The members of the committee, according to Aishah, include representatives from the MoF, the Royal Malaysian Customs Department, the Malaysia Automotive, Robotics and IoT Institute and the Malaysian Investment Development Authority.

A quick check on Miti’s website showed that the committee is chaired by Miti. It is tasked to discuss incentive applications under the Multi Sourcing Parts Progamme and ILP schemes for the automotive industry.

“So the delay is because the MoF now does not want to make decisions [on this]. Everything is channelled back to the ABDC. So all goes to this committee and you must get everybody to sit together.

“Government officials are now holding back — they don’t want to make any decisions on their own. It has to be a committee decision and it is not helping the industry,” she said, adding that the change in government has held authorities back from making decisions and caused [a] setback in the approval process.

“We have voiced this out. It is very difficult because we cannot get prices and therefore we cannot launch our models,” Aishah added.

 

Flat growth for auto sales in 2019
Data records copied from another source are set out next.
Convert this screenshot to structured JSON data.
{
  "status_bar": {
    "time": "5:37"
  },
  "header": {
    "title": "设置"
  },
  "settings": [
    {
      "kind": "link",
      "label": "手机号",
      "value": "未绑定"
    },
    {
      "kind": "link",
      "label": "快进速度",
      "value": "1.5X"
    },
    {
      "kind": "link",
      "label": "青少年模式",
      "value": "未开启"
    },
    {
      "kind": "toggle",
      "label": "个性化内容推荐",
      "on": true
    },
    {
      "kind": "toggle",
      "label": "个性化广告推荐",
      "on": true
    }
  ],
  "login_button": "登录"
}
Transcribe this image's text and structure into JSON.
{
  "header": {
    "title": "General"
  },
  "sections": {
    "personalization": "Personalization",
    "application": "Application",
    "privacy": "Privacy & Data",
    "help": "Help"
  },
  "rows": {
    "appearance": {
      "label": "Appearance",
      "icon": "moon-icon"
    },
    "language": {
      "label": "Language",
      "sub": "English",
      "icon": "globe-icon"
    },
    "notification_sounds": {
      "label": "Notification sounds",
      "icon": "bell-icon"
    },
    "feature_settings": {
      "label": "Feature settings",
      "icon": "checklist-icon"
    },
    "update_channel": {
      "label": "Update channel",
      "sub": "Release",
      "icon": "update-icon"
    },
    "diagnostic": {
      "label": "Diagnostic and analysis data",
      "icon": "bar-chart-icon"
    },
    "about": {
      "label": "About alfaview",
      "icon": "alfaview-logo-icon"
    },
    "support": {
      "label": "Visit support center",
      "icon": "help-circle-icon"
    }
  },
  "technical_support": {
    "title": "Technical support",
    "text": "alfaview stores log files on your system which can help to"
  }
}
MAA estimated that the number of vehicle sales or total industry volume (TIV) in 2019 will grow at a marginal rate of 0.21% to 600,000 units from 598,714 units in 2018.

Aishah highlighted that the forecast has taken into account various factors throughout the year that would affect the TIV, including an expected subdued global economic growth, dismal local economy outlook, weak ringgit, lower public investment, and moderation in consumers’ spending in light of economic uncertainties and inflationary pressure.

After two years of consecutive contraction, the local automotive market rebounded in 2018 with TIV of new motor vehicles of 598,714 units against 576,625 units registered in 2017, representing an increase of 22,089 units or 3.8%.

MAA attributed the uptick in demand mostly to the reduction in general car prices in June to August when the government announced a tax holiday for the three-month period by zero-rating the goods and services tax to make way for the introduction of the new sales and service tax regime.